Foreign Aid

Labor is strongly committed to our overseas aid program

The Abbott-Turnbull goverment said that they would keep that target of 0.5 per cent of gross national income going towards international development assistance.  They walked away from that promise.  They said as late as December last year, that that was still Australia’s target.  They've walked away from that and made a cut of over $7 billion to the aid budget.

Countries around the world, including Australia when John Howard was Prime Minister, met together and set the millennium development goals with the aim of ending extreme poverty, with reducing the number of women who die in child birth, with reducing the number of children who grow up without an education, dealing with illnesses like HIV, tuberculosis and malaria.

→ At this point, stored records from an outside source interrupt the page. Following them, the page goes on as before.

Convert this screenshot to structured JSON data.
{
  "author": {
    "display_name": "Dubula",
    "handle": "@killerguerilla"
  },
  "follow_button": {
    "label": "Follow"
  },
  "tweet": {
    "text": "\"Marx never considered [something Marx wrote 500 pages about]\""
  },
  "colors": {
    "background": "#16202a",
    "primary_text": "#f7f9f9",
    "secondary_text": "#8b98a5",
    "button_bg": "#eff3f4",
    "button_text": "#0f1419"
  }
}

The international community has seen extraordinary success, we haven’t got there yet, but we have seen extraordinary success with millions more kids getting an education and millions more kids being vaccinated against preventable childhood illnesses.

And now, Australia is walking away from those millennium development goals.

This is millions of kids who’ll miss out on an education.  $7.6 billion would teach 25 million people to read and write.  It would provide one and a half billion lifesaving malaria treatments.  It would provide HIV treatments for 10 million people or train 3 million new midwives.  These are extraordinary figures when you think about the good that we could do.

There are 65 million girls and boys around the world who are not getting an education.  Our aid money was helping that.  It was reducing those numbers in our region.  We should be concerned for the millions of kids who will miss out on an education or miss out on lifesaving vaccinations because of the cuts the Abbott-Turnbull Government is making.

In Government, Labor doubled the aid budget from 2.9 billion dollars to 5.7 billion dollars when we left government.  We were on target to meet the 0.5% of gross national income target that, at that time was a bipartisan target.

It is morally, strategically and politically important that Australia adhere to its foreign aid commitments because Australia stands to benefit from stronger countries in our region, more stable nations and better trading partners.

On 15 December, the Abbott-Turnbull Government yet again slashed Australia’s foreign aid budget, and on the same day broke a promise to crack down on tax breaks for multinational companies.  When this government needs to find money they defend multinational companies and then go after the world’s poor.

The latest $3.7 billion cut from foreign aid will take aid to its lowest level as a proportion of national income in more than 40 years.

Where these cuts will fall is not clear, but $1 billion per year is the equivalent of cutting our entire country aid programs to our largest recipients, Indonesia and Papua New Guinea.

$3.7 billion in foreign aid could:

  • Teach 12 million people to read and write;
  • Provide 740 million lifesaving Malaria treatments;
  • Deliver antiretroviral treatment  for 23.4 million people with HIV/AIDS for a year; or
  • Train 1.5 million new midwives in developing countries.

Our foreign aid program underpins our national interest and our regional stability – that’s why when Labor was in government we nearly doubled foreign aid.  But this Government’s broken promises, whether at home or abroad, always hurt the most disadvantaged.